The U.C.L.A. Uproar: Don’t Kid Yourself–We all Have Biases
The New York Times reported today on the troubling case of the U.C.L.A. Student Council. A Jewish student at U.C.L.A., Rachel Beyda, was being interviewed for possible membership in the council. According to the Times, the first question she was asked was this:
“Given that you are a Jewish student and very active in the Jewish community,” Fabienne Roth, a member of the Undergraduate Students Association Council, began, looking at Ms. Beyda at the other end of the room, “how do you see yourself being able to maintain an unbiased view?”
Right afterwards the Board voted to reject Beyda’s candidacy. After the strong prodding of a faculty member and further discussion, however, they reversed the decision and elected her.
The incident, rightly so, has created a firestorm at U.C.L.A. Imagine if they had challenged the candidacy of the (hypothetical) white captain of the football team, noting that he would not be able to be objective if an athlete were brought in for disciplinary action; or, an African-American student, telling her they doubted she would be impartial towards certain ethnic or racial groups. Phew!
When I teach empathy, which is a foundational ability of trusted advisors, I talk about three core attributes you have to develop and manifest in your client interactions:
- Listening skills
Self-awareness means awareness of your biases. Do certain types of people upset you and knock you off balance? Do you have certain (perhaps unconscious) attitudes towards people of color, men or women executives, older managers, younger managers, etc.? If you don’t get in touch with these, you won’t listen to the other person. You will discount what they say.
Many women professionals I have worked with have experienced gender bias at some point in their careers, for example. I have heard dozens of stories in this regard and they are all similar: A woman executive goes to a meeting with a man who is her junior. The men on the other side of the table act as if the man who is with her is her boss, and direct all their attention towards him, ignoring her.
One woman lawyer told me that early in her career, a potential client called her up to discuss using her legal services. When he learned what her billing rate was, he replied, “Based on your picture I didn’t think you’d be charging that much.” You can’t make this stuff up.
Similarly, studies have shown that African-American patients get less good medical care from certain types of specialists (like cardiologists). Why? We don’t know, but I suspect it may be because their doctors don’t listen as carefully to them, based on subconscious (or even possibly explicit) biases.
In the case of the U.C.L.A. Student Council, many different levels of bias were revealed.
First, anti-semitism (it’s an old trope: Jews are not loyal to their country/company/organization/community etc.).
Second—and more subtly—anti-faith.

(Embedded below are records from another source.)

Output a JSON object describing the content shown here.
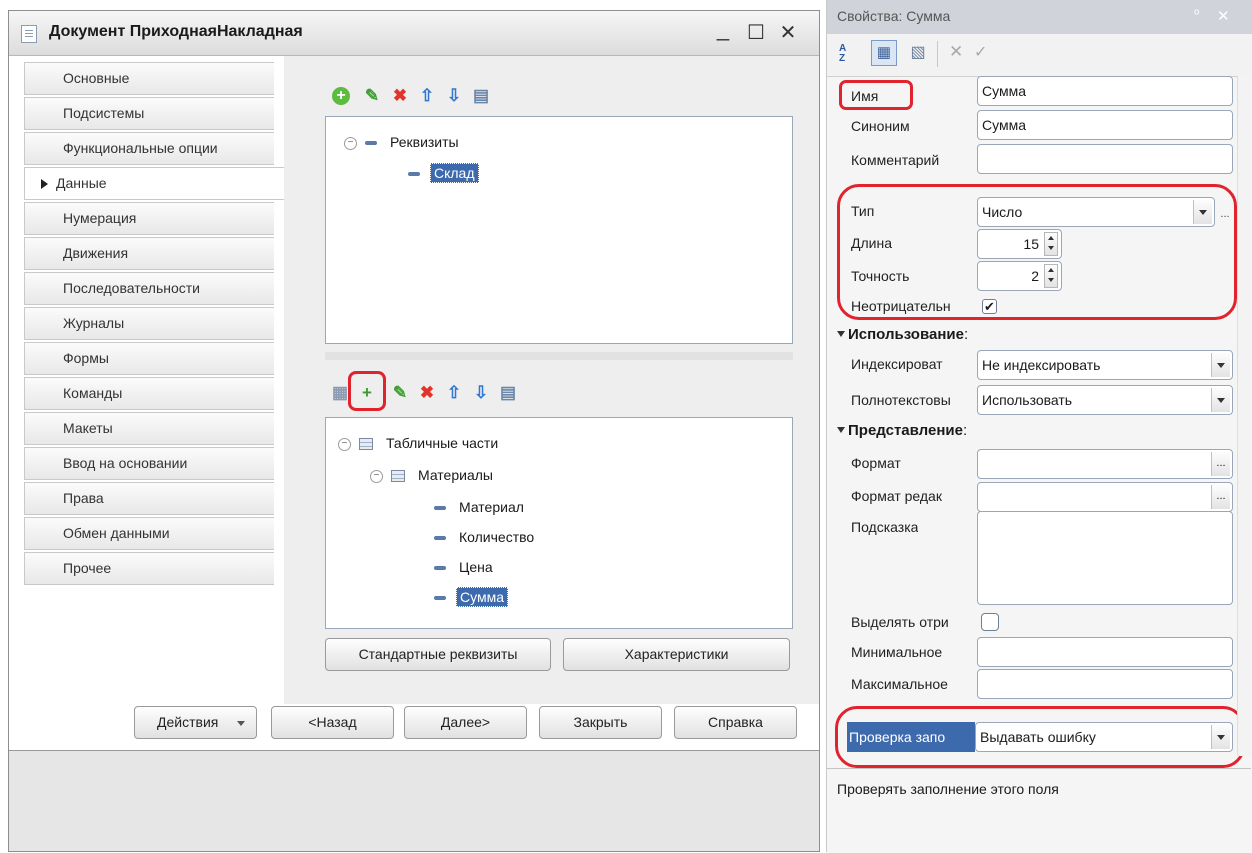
{
  "window": {
    "title": "Документ ПриходнаяНакладная",
    "minimize": "_",
    "maximize": "☐",
    "close": "✕"
  },
  "nav": {
    "tabs": [
      "Основные",
      "Подсистемы",
      "Функциональные опции",
      "Данные",
      "Нумерация",
      "Движения",
      "Последовательности",
      "Журналы",
      "Формы",
      "Команды",
      "Макеты",
      "Ввод на основании",
      "Права",
      "Обмен данными",
      "Прочее"
    ],
    "active": "Данные"
  },
  "requisites": {
    "root": "Реквизиты",
    "items": [
      "Склад"
    ]
  },
  "tabular": {
    "root": "Табличные части",
    "part": "Материалы",
    "items": [
      "Материал",
      "Количество",
      "Цена",
      "Сумма"
    ]
  },
  "buttons": {
    "standard": "Стандартные реквизиты",
    "characteristics": "Характеристики",
    "actions": "Действия",
    "back": "<Назад",
    "next": "Далее>",
    "close": "Закрыть",
    "help": "Справка"
  },
  "props": {
    "title": "Свойства: Сумма",
    "pin": "ᵒ",
    "close": "✕",
    "name_label": "Имя",
    "name_value": "Сумма",
    "synonym_label": "Синоним",
    "synonym_value": "Сумма",
    "comment_label": "Комментарий",
    "comment_value": "",
    "type_label": "Тип",
    "type_value": "Число",
    "length_label": "Длина",
    "length_value": "15",
    "precision_label": "Точность",
    "precision_value": "2",
    "nonneg_label": "Неотрицательн",
    "nonneg_checked": "✔",
    "section_usage": "Использование",
    "index_label": "Индексироват",
    "index_value": "Не индексировать",
    "fulltext_label": "Полнотекстовы",
    "fulltext_value": "Использовать",
    "section_view": "Представление",
    "format_label": "Формат",
    "format_edit_label": "Формат редак",
    "hint_label": "Подсказка",
    "highlight_label": "Выделять отри",
    "min_label": "Минимальное",
    "max_label": "Максимальное",
    "fill_check_label": "Проверка запо",
    "fill_check_value": "Выдавать ошибку",
    "description": "Проверять заполнение этого поля"
  },
  "colors": {
    "accent": "#3d6aad",
    "highlight_oval": "#e0232d"
  }
}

The idea—which is false—is this: If you have a strong religious faith, you can’t be objective. Only a thoroughly secular perspective is truly impartial. But this is patently untrue, because—for example—atheism or agnosticism is itself a faith and specific worldview. It is not an “unbiased” perspective—it is a truth claim just like belief in God is a truth claim. This is a subtle but important point. Just as having a strong faith can influence your opinions on different issues, so does secularism. Here are a few examples: Something as basic as a belief or non-belief in an afterlife will dramatically influence your views about what’s important in this life. Or, someone who does not believe in a supreme being or God may be more inclined to accept situational ethics and “relative morality”, whereas in the opposite case, someone who does believe in God is more apt to point to absolute ethical or moral standards that transcend the “current situation.” Having traveled and worked in nearly 40 countries, I have seen this first hand: What we in America think of as being true and important isn’t necessarily so in another culture. Who’s right?
Remember, biases are harmful in many ways, not least because they cause you to not listen and to devalue what the other person has said–and, to devalue them as an individual.

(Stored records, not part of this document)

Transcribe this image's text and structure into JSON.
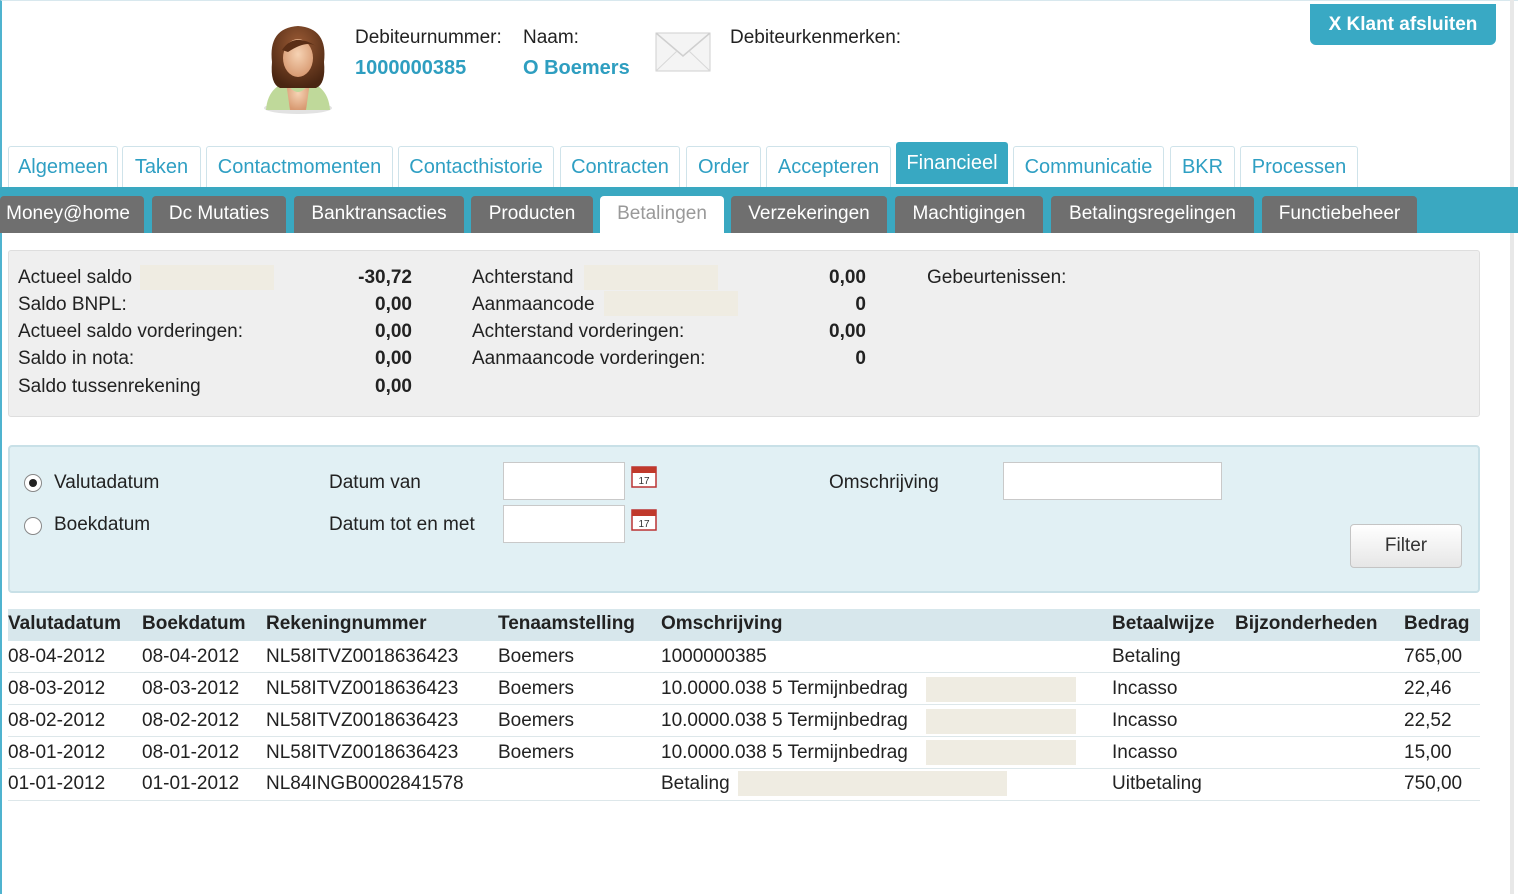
{
  "header": {
    "debtor_number_label": "Debiteurnummer:",
    "debtor_number": "1000000385",
    "name_label": "Naam:",
    "name": "O Boemers",
    "characteristics_label": "Debiteurkenmerken:",
    "close_button": "X Klant afsluiten"
  },
  "tabs": [
    "Algemeen",
    "Taken",
    "Contactmomenten",
    "Contacthistorie",
    "Contracten",
    "Order",
    "Accepteren",
    "Financieel",
    "Communicatie",
    "BKR",
    "Processen"
  ],
  "active_tab": "Financieel",
  "subtabs": [
    "Money@home",
    "Dc Mutaties",
    "Banktransacties",
    "Producten",
    "Betalingen",
    "Verzekeringen",
    "Machtigingen",
    "Betalingsregelingen",
    "Functiebeheer"
  ],
  "active_subtab": "Betalingen",
  "summary": {
    "left": [
      {
        "label": "Actueel saldo",
        "value": "-30,72"
      },
      {
        "label": "Saldo BNPL:",
        "value": "0,00"
      },
      {
        "label": "Actueel saldo vorderingen:",
        "value": "0,00"
      },
      {
        "label": "Saldo in nota:",
        "value": "0,00"
      },
      {
        "label": "Saldo tussenrekening",
        "value": "0,00"
      }
    ],
    "middle": [
      {
        "label": "Achterstand",
        "value": "0,00"
      },
      {
        "label": "Aanmaancode",
        "value": "0"
      },
      {
        "label": "Achterstand vorderingen:",
        "value": "0,00"
      },
      {
        "label": "Aanmaancode vorderingen:",
        "value": "0"
      }
    ],
    "events_label": "Gebeurtenissen:"
  },
  "filter": {
    "radio_value_date": "Valutadatum",
    "radio_book_date": "Boekdatum",
    "selected_radio": "Valutadatum",
    "date_from_label": "Datum van",
    "date_to_label": "Datum tot en met",
    "description_label": "Omschrijving",
    "date_from_value": "",
    "date_to_value": "",
    "description_value": "",
    "filter_button": "Filter"
  },
  "table": {
    "columns": [
      "Valutadatum",
      "Boekdatum",
      "Rekeningnummer",
      "Tenaamstelling",
      "Omschrijving",
      "Betaalwijze",
      "Bijzonderheden",
      "Bedrag"
    ],
    "rows": [
      [
        "08-04-2012",
        "08-04-2012",
        "NL58ITVZ0018636423",
        "Boemers",
        "1000000385",
        "Betaling",
        "",
        "765,00"
      ],
      [
        "08-03-2012",
        "08-03-2012",
        "NL58ITVZ0018636423",
        "Boemers",
        "10.0000.038 5 Termijnbedrag",
        "Incasso",
        "",
        "22,46"
      ],
      [
        "08-02-2012",
        "08-02-2012",
        "NL58ITVZ0018636423",
        "Boemers",
        "10.0000.038 5 Termijnbedrag",
        "Incasso",
        "",
        "22,52"
      ],
      [
        "08-01-2012",
        "08-01-2012",
        "NL58ITVZ0018636423",
        "Boemers",
        "10.0000.038 5 Termijnbedrag",
        "Incasso",
        "",
        "15,00"
      ],
      [
        "01-01-2012",
        "01-01-2012",
        "NL84INGB0002841578",
        "",
        "Betaling",
        "Uitbetaling",
        "",
        "750,00"
      ]
    ]
  },
  "colors": {
    "accent": "#39a9c4",
    "link": "#2e9ec0",
    "subtab": "#6f6f6f",
    "filter_panel": "#e1f0f4"
  }
}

So the starting point for a truly egalitarian society is actually self-awareness. That is, realizing that your intellectual admiration for the idea of equality will be instantly overcome by your conscious or subconscious biases. And believe me, you—and I—have them.
And the next step is having the courage to give up our biases.